Traveling Far, Together
Altansukh Purevdagva, her husband and three children are among Mongolia’s 200,000 nomadic families, which represent about a quarter of the country’s population. They earn their living by herding sheep, goats, yaks and other livestock on the expansive grasslands where gazelle, argali sheep and snow leopards roam. For countless generations, people and wildlife have lived here in harmony, but their futures are increasingly uncertain as the effects of climate change, mining and overgrazing take hold.
These are big problems, in a big place. Yet Altansukh sits undaunted atop her horse, dressed in a beautiful deel—a traditional coat—lined with sheepskin.
Altansukh is a respected member of the management board of the Zuun Nuruu Community-Based Organization (CBO) in eastern Mongolia. To form a CBO, a group of families agree to collectively care for their shared land. They develop agreements to limit livestock numbers to reduce overgrazing. They hold regular meetings and elect members to serve in leadership roles, and they work together to enforce grazing guidelines.
“This was surprising for me to know that my neighbor herders have such trust in me and proposed my candidacy to become a member of the CBO Management Board,” says Altansukh. “More trust is more responsibility, so besides being a mom and a good wife, I am now responsible for the well-being of my CBO members.”
The need for new land management approaches arose in the 1990s, when Mongolia’s economic and social structures began to shift during its transition from single-party rule to a more democratic government. State herding collectives were dismantled and replaced by privatized livestock ownership. This led to a dramatic increase in the country’s livestock population, which jumped from 26 million in 1990 to 70.9 million in 2019. “Some herders are keeping too many animals, and the increase in global demand for cashmere has led to unhealthy herd structure,” says Javkhlan Ariunbaatar, a lifelong resident of Mongolia who is TNC’s leader for community conservation in the country. “Cashmere goats are particularly destructive to delicate grasses. Instead of biting off grass, they rip it up from the roots.”
“Herders must have a voice in decision-making about their traditional lands, yet as many as 80 percent of herding communities lack formal rights to their pastures,” says Javkhlan. “When we are invited into a community, we explain the paperwork, assist with formal management plans based on their cultural knowledge, and offer trainings about legal and financial issues.” Since CBOs became a formal construct in 2012, TNC has helped establish 52, representing 1,039 herding families. According to Javkhlan, efforts are on track to increase the number to 1,500 herder households that will improve the management of nearly 2.5 million acres of connected grasslands by 2022.
TNC is also supporting a variety of efforts to enable herders to earn income from other sources, including tourism, cheesemaking, animal skin processing and selling artisanal wool and felt products.
Altansukh, she was also chosen by her neighbors to serve as the CBO
community moderator.
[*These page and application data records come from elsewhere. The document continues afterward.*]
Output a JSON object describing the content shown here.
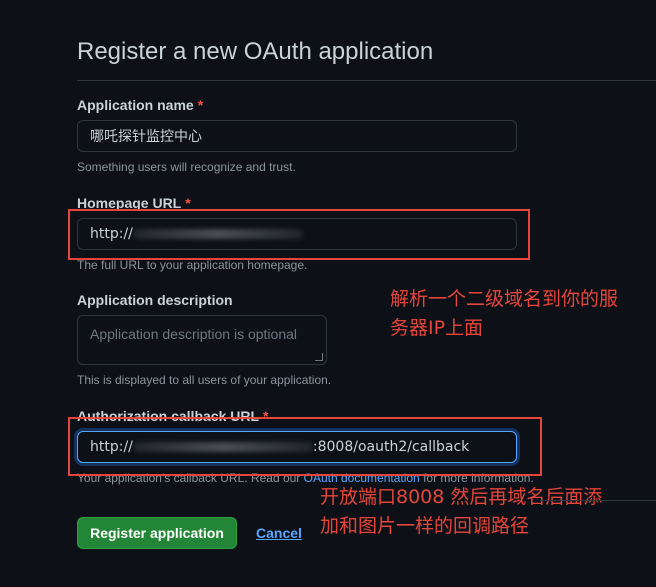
{
  "page": {
    "title": "Register a new OAuth application"
  },
  "fields": {
    "app_name": {
      "label": "Application name",
      "required_mark": "*",
      "value": "哪吒探针监控中心",
      "hint": "Something users will recognize and trust."
    },
    "homepage_url": {
      "label": "Homepage URL",
      "required_mark": "*",
      "value_prefix": "http://",
      "hint": "The full URL to your application homepage."
    },
    "description": {
      "label": "Application description",
      "placeholder": "Application description is optional",
      "hint": "This is displayed to all users of your application."
    },
    "callback_url": {
      "label": "Authorization callback URL",
      "required_mark": "*",
      "value_prefix": "http://",
      "value_suffix": ":8008/oauth2/callback",
      "hint_before": "Your application's callback URL. Read our",
      "hint_link": "OAuth documentation",
      "hint_after": "for more information."
    }
  },
  "annotations": {
    "note1_line1": "解析一个二级域名到你的服",
    "note1_line2": "务器IP上面",
    "note2_line1": "开放端口8008  然后再域名后面添",
    "note2_line2": "加和图片一样的回调路径",
    "color": "#e5453a"
  },
  "actions": {
    "register_label": "Register application",
    "cancel_label": "Cancel"
  },
  "colors": {
    "background": "#0d1117",
    "accent": "#58a6ff",
    "primary_button": "#238636",
    "required": "#f85149"
  }
}
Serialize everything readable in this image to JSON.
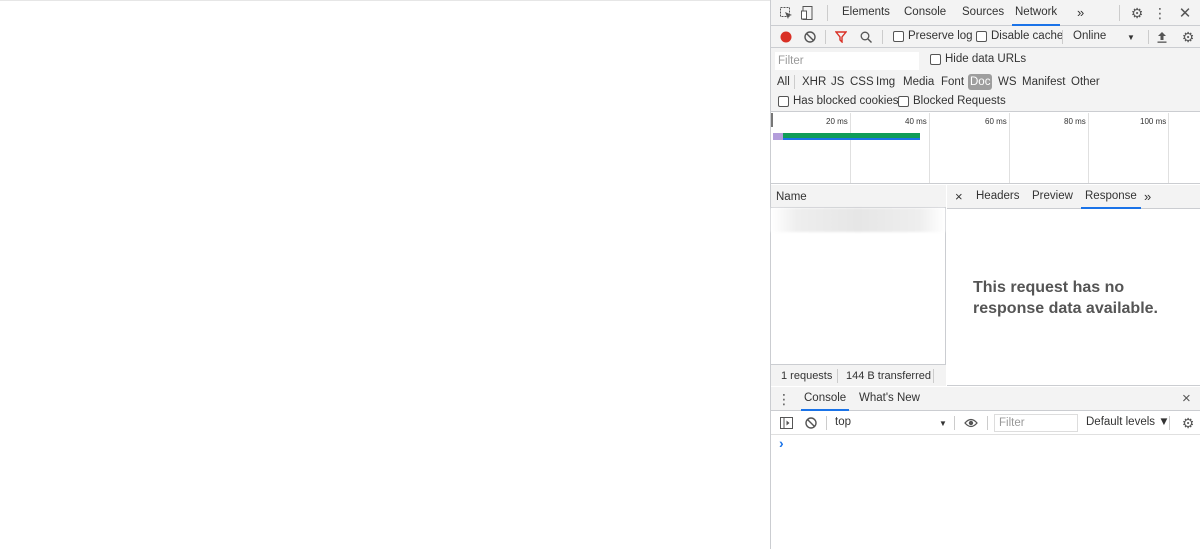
{
  "devtools": {
    "tabs": [
      {
        "label": "Elements",
        "active": false
      },
      {
        "label": "Console",
        "active": false
      },
      {
        "label": "Sources",
        "active": false
      },
      {
        "label": "Network",
        "active": true
      }
    ],
    "more_tabs": "»",
    "network_toolbar": {
      "preserve_log": "Preserve log",
      "disable_cache": "Disable cache",
      "throttling": "Online"
    },
    "filter": {
      "placeholder": "Filter",
      "hide_data_urls": "Hide data URLs",
      "types": [
        "All",
        "XHR",
        "JS",
        "CSS",
        "Img",
        "Media",
        "Font",
        "Doc",
        "WS",
        "Manifest",
        "Other"
      ],
      "active_type": "Doc",
      "has_blocked_cookies": "Has blocked cookies",
      "blocked_requests": "Blocked Requests"
    },
    "timeline": {
      "labels": [
        "20 ms",
        "40 ms",
        "60 ms",
        "80 ms",
        "100 ms"
      ]
    },
    "requests": {
      "column_name": "Name",
      "status_requests": "1 requests",
      "status_transferred": "144 B transferred"
    },
    "detail": {
      "close": "×",
      "tabs": [
        {
          "label": "Headers",
          "active": false
        },
        {
          "label": "Preview",
          "active": false
        },
        {
          "label": "Response",
          "active": true
        }
      ],
      "more": "»",
      "message": "This request has no response data available."
    },
    "drawer": {
      "tabs": [
        {
          "label": "Console",
          "active": true
        },
        {
          "label": "What's New",
          "active": false
        }
      ],
      "close": "×",
      "context": "top",
      "filter_placeholder": "Filter",
      "levels": "Default levels ▼",
      "prompt": "›"
    },
    "colors": {
      "accent": "#1a73e8",
      "record": "#d93025",
      "filter_active": "#d93025",
      "timeline_green": "#0f9d58",
      "timeline_blue": "#1a73e8"
    }
  }
}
This means she is responsible for sharing knowledge
and initiatives with the 13 households in the group, which manage over
44,000 acres of land. Unfazed by the amount of ground she’d have to
cover, she recently set out to visit everyone who wasn’t able to attend
the latest training. “I couldn’t think of my CBO members missing out on
training, but there were snowstorms and snowbanks everywhere,” she says.
“My strong horse was the only reliable means of transportation for me,
and I simply rode it. I wasn’t cold at all. On the contrary, I felt